• _Problem statement_
From the entries below, pull out each line where "USDT" appears.

• _Excerpts from an interface dataset_
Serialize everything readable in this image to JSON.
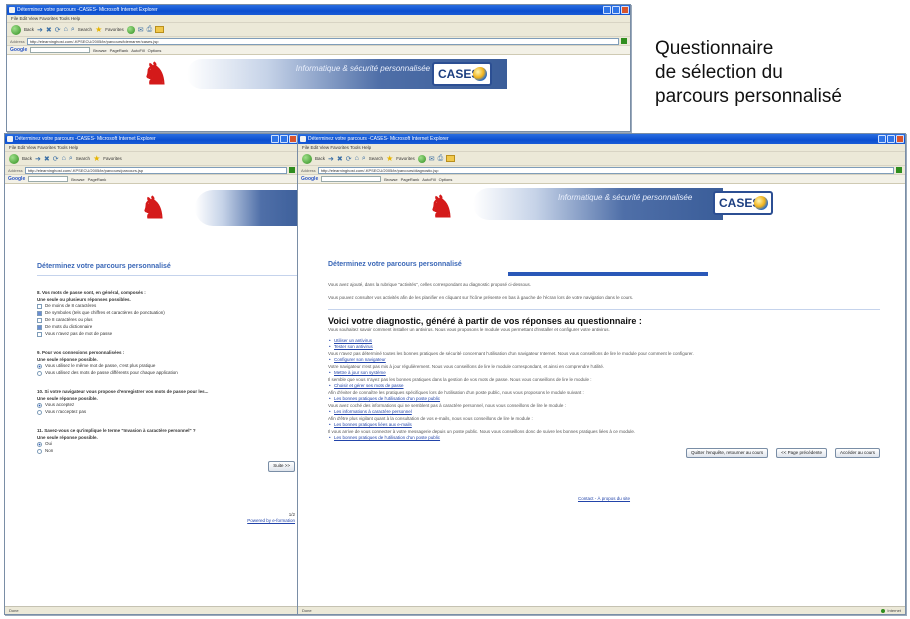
{
  "caption": {
    "lines": [
      "Questionnaire",
      "de sélection du",
      "parcours personnalisé"
    ]
  },
  "browser": {
    "top_title": "Déterminez votre parcours -CASES- Microsoft Internet Explorer",
    "left_title": "Déterminez votre parcours -CASES- Microsoft Internet Explorer",
    "right_title": "Déterminez votre parcours -CASES- Microsoft Internet Explorer",
    "menu": "File  Edit  View  Favorites  Tools  Help",
    "back_label": "Back",
    "search_label": "Search",
    "favorites_label": "Favorites",
    "address_label": "Address",
    "top_url": "http://elearninghost.com/-KPSECU/2005/ie/parcours/tdemarrer/cases.jsp",
    "left_url": "http://elearninghost.com/-KPSECU/2005/ie/parcours/parcours.jsp",
    "right_url": "http://elearninghost.com/-KPSECU/2005/ie/parcours/diagnostic.jsp",
    "google_label": "Google",
    "google_items": [
      "Browse",
      "PageRank",
      "AutoFill",
      "Options"
    ],
    "status_left": "Done",
    "status_right": "Internet"
  },
  "banner": {
    "tagline": "Informatique & sécurité personnalisée",
    "cases_logo": "CASES"
  },
  "left_page": {
    "heading": "Déterminez votre parcours personnalisé",
    "q1_title": "8. Vos mots de passe sont, en général, composés :",
    "q1_sub": "Une seule ou plusieurs réponses possibles.",
    "q1_options": [
      "De moins de 8 caractères",
      "De symboles (tels que chiffres et caractères de ponctuation)",
      "De 8 caractères ou plus",
      "De mots du dictionnaire",
      "Vous n'avez pas de mot de passe"
    ],
    "q2_title": "9. Pour vos connexions personnalisées :",
    "q2_sub": "Une seule réponse possible.",
    "q2_options": [
      "Vous utilisez le même mot de passe, c'est plus pratique",
      "Vous utilisez des mots de passe différents pour chaque application"
    ],
    "q3_title": "10. Si votre navigateur vous propose d'enregistrer vos mots de passe pour les...",
    "q3_sub": "Une seule réponse possible.",
    "q3_options": [
      "Vous acceptez",
      "Vous n'acceptez pas"
    ],
    "q4_title": "11. Savez-vous ce qu'implique le terme \"Invasion à caractère personnel\" ?",
    "q4_sub": "Une seule réponse possible.",
    "q4_options": [
      "Oui",
      "Non"
    ],
    "next_button": "Suite >>",
    "footer_link": "Powered by e-formation",
    "footer_small": "1/2"
  },
  "right_page": {
    "heading": "Déterminez votre parcours personnalisé",
    "intro1": "Vous avez ajouté, dans la rubrique \"activités\", celles correspondant au diagnostic proposé ci-dessous.",
    "intro2": "Vous pouvez consulter vos activités afin de les planifier en cliquant sur l'icône présente en bas à gauche de l'écran lors de votre navigation dans le cours.",
    "diag_title": "Voici votre diagnostic, généré à partir de vos réponses au questionnaire :",
    "diag_sub": "Vous souhaitez savoir comment installer un antivirus. Nous vous proposons le module vous permettant d'installer et configurer votre antivirus.",
    "items": [
      {
        "link": "Utiliser un antivirus",
        "text": ""
      },
      {
        "link": "Tester son antivirus",
        "text": "Vous n'avez pas déterminé toutes les bonnes pratiques de sécurité concernant l'utilisation d'un navigateur Internet. Nous vous conseillons de lire le module pour comment le configurer."
      },
      {
        "link": "Configurer son navigateur",
        "text": "Votre navigateur n'est pas mis à jour régulièrement. Nous vous conseillons de lire le module correspondant, et ainsi en comprendre l'utilité."
      },
      {
        "link": "Mettre à jour son système",
        "text": "Il semble que vous n'ayez pas les bonnes pratiques dans la gestion de vos mots de passe. Nous vous conseillons de lire le module :"
      },
      {
        "link": "Choisir et gérer ses mots de passe",
        "text": "Afin d'éviter de connaître les pratiques spécifiques lors de l'utilisation d'un poste public, nous vous proposons le module suivant :"
      },
      {
        "link": "Les bonnes pratiques de l'utilisation d'un poste public",
        "text": "Vous avez coché des informations qui ne semblent pas à caractère personnel, nous vous conseillons de lire le module :"
      },
      {
        "link": "Les informations à caractère personnel",
        "text": "Afin d'être plus vigilant quant à la consultation de vos e-mails, nous vous conseillons de lire le module :"
      },
      {
        "link": "Les bonnes pratiques liées aux e-mails",
        "text": "Il vous arrive de vous connecter à votre messagerie depuis un poste public. Nous vous conseillons donc de suivre les bonnes pratiques liées à ce module."
      },
      {
        "link": "Les bonnes pratiques de l'utilisation d'un poste public",
        "text": ""
      }
    ],
    "buttons": [
      "Quitter l'enquête, retourner au cours",
      "<< Page précédente",
      "Accéder au cours"
    ],
    "footer_link": "Contact - À propos du site"
  }
}
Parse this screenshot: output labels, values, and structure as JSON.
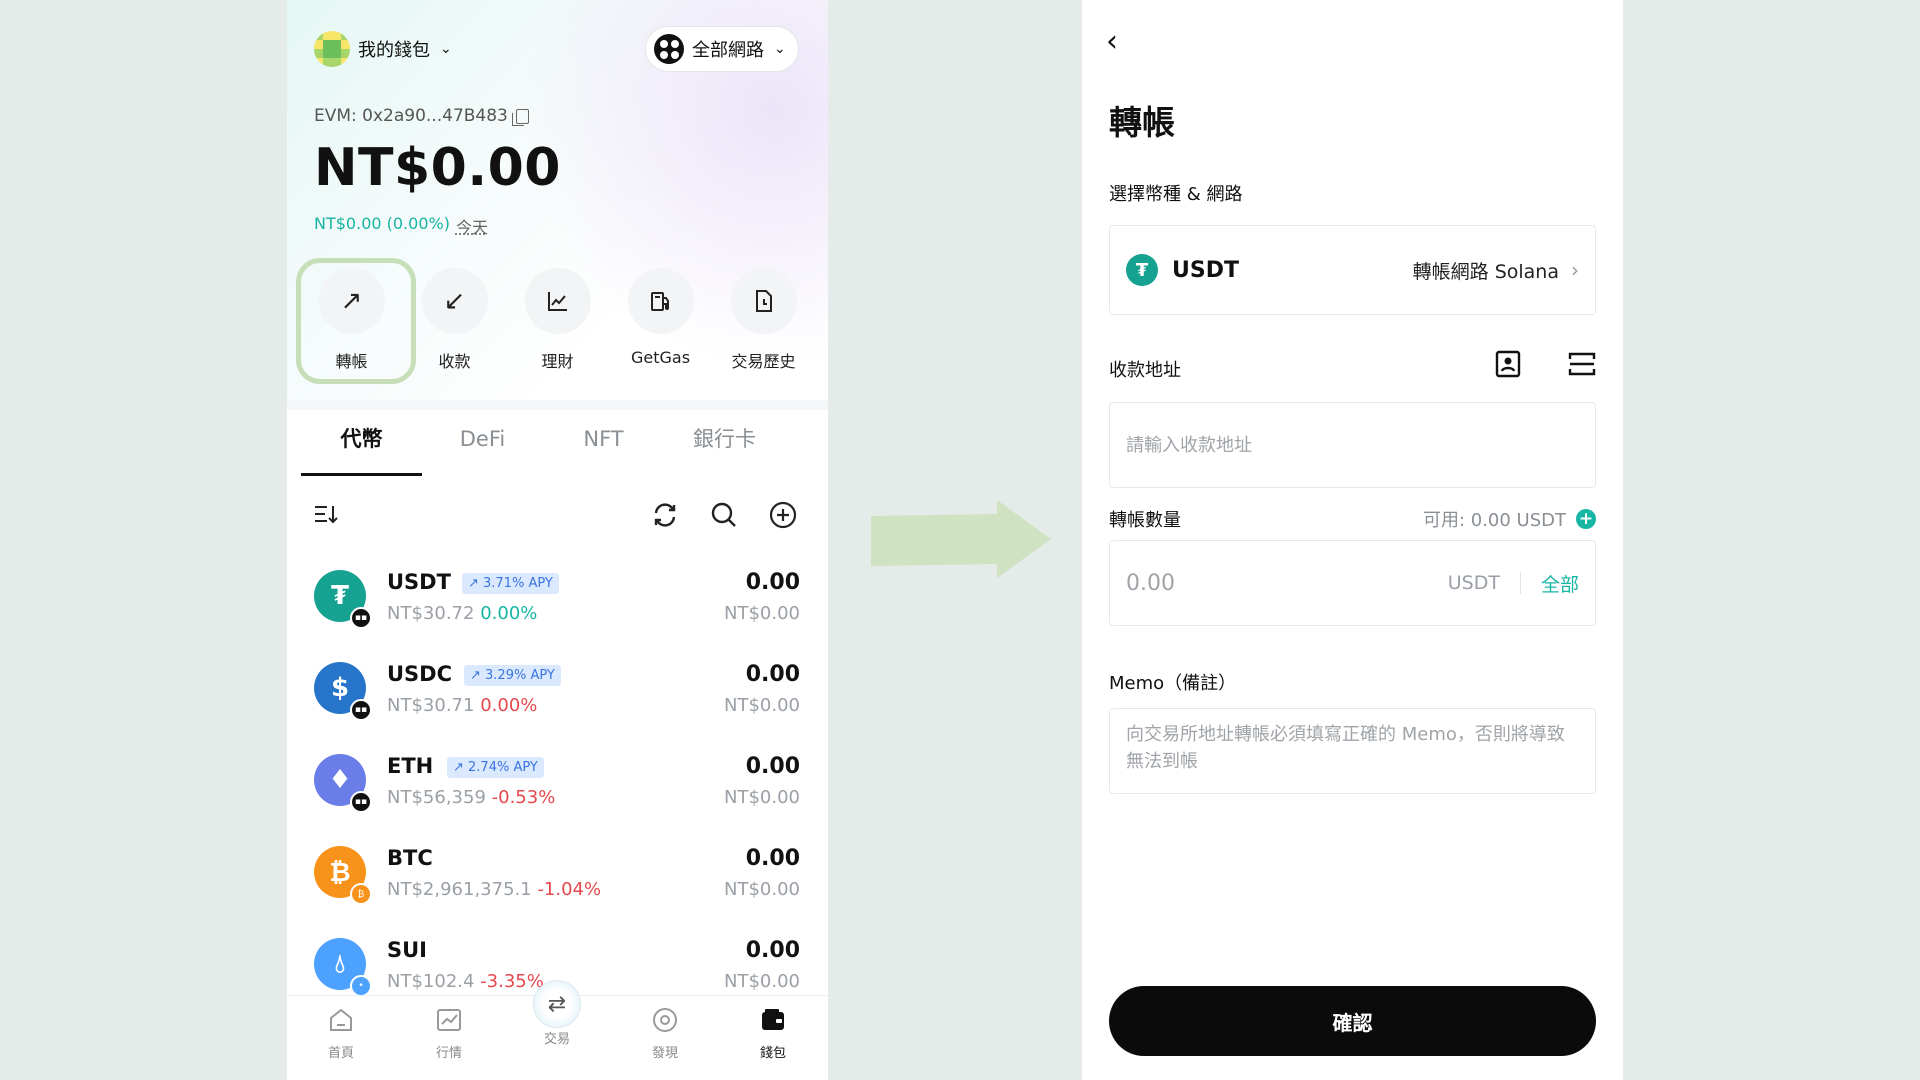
{
  "left_screen": {
    "wallet_name": "我的錢包",
    "network_selector": "全部網路",
    "evm_address": "EVM: 0x2a90...47B483",
    "total_balance": "NT$0.00",
    "balance_change": "NT$0.00 (0.00%)",
    "change_period": "今天",
    "actions": [
      {
        "label": "轉帳",
        "icon": "arrow-up-right-icon",
        "highlighted": true
      },
      {
        "label": "收款",
        "icon": "arrow-down-left-icon"
      },
      {
        "label": "理財",
        "icon": "chart-line-icon"
      },
      {
        "label": "GetGas",
        "icon": "gas-station-icon"
      },
      {
        "label": "交易歷史",
        "icon": "document-icon"
      }
    ],
    "tabs": [
      "代幣",
      "DeFi",
      "NFT",
      "銀行卡"
    ],
    "active_tab": "代幣",
    "tokens": [
      {
        "symbol": "USDT",
        "apy": "3.71% APY",
        "price": "NT$30.72",
        "change": "0.00%",
        "trend": "up",
        "amount": "0.00",
        "fiat": "NT$0.00",
        "color": "#16a291"
      },
      {
        "symbol": "USDC",
        "apy": "3.29% APY",
        "price": "NT$30.71",
        "change": "0.00%",
        "trend": "down",
        "amount": "0.00",
        "fiat": "NT$0.00",
        "color": "#2775ca"
      },
      {
        "symbol": "ETH",
        "apy": "2.74% APY",
        "price": "NT$56,359",
        "change": "-0.53%",
        "trend": "down",
        "amount": "0.00",
        "fiat": "NT$0.00",
        "color": "#6b7de8"
      },
      {
        "symbol": "BTC",
        "apy": "",
        "price": "NT$2,961,375.1",
        "change": "-1.04%",
        "trend": "down",
        "amount": "0.00",
        "fiat": "NT$0.00",
        "color": "#f7931a"
      },
      {
        "symbol": "SUI",
        "apy": "",
        "price": "NT$102.4",
        "change": "-3.35%",
        "trend": "down",
        "amount": "0.00",
        "fiat": "NT$0.00",
        "color": "#4da2ff"
      }
    ],
    "bottom_nav": [
      {
        "label": "首頁",
        "icon": "home-icon"
      },
      {
        "label": "行情",
        "icon": "market-chart-icon"
      },
      {
        "label": "交易",
        "icon": "swap-icon"
      },
      {
        "label": "發現",
        "icon": "discover-icon"
      },
      {
        "label": "錢包",
        "icon": "wallet-icon",
        "active": true
      }
    ]
  },
  "right_screen": {
    "title": "轉帳",
    "select_label": "選擇幣種 & 網路",
    "coin": "USDT",
    "network_text": "轉帳網路 Solana",
    "address_label": "收款地址",
    "address_placeholder": "請輸入收款地址",
    "amount_label": "轉帳數量",
    "available": "可用: 0.00 USDT",
    "amount_value": "0.00",
    "amount_unit": "USDT",
    "amount_all": "全部",
    "memo_label": "Memo（備註）",
    "memo_placeholder": "向交易所地址轉帳必須填寫正確的 Memo，否則將導致無法到帳",
    "confirm_label": "確認"
  },
  "colors": {
    "accent_teal": "#17b5a3",
    "negative_red": "#e5484d",
    "apy_blue": "#3a74e0",
    "highlight_green": "#c7dfb9",
    "arrow_green": "#cfe3c2"
  }
}
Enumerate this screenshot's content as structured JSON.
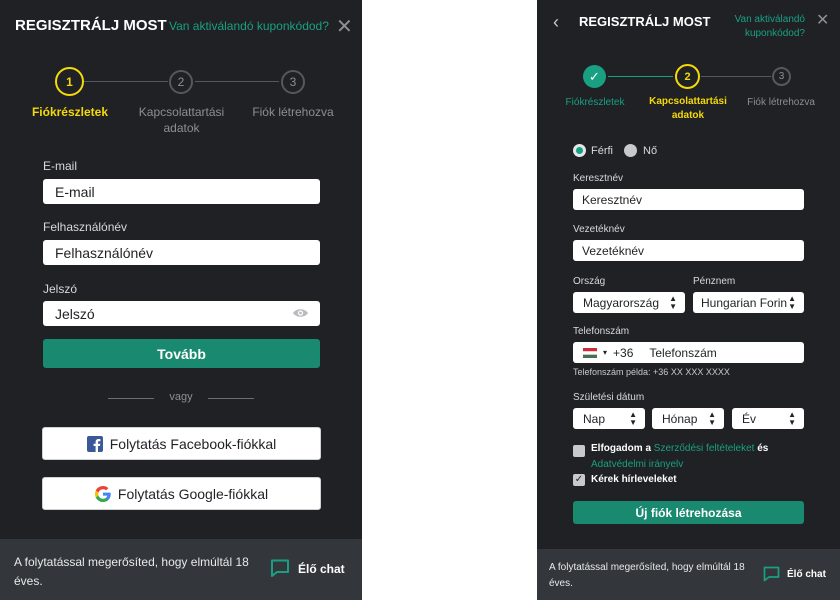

• _Solution to this task_
        "symbol": "USDT",
    "coin": "USDT",
    "available": "可用: 0.00 USDT",
    "amount_unit": "USDT",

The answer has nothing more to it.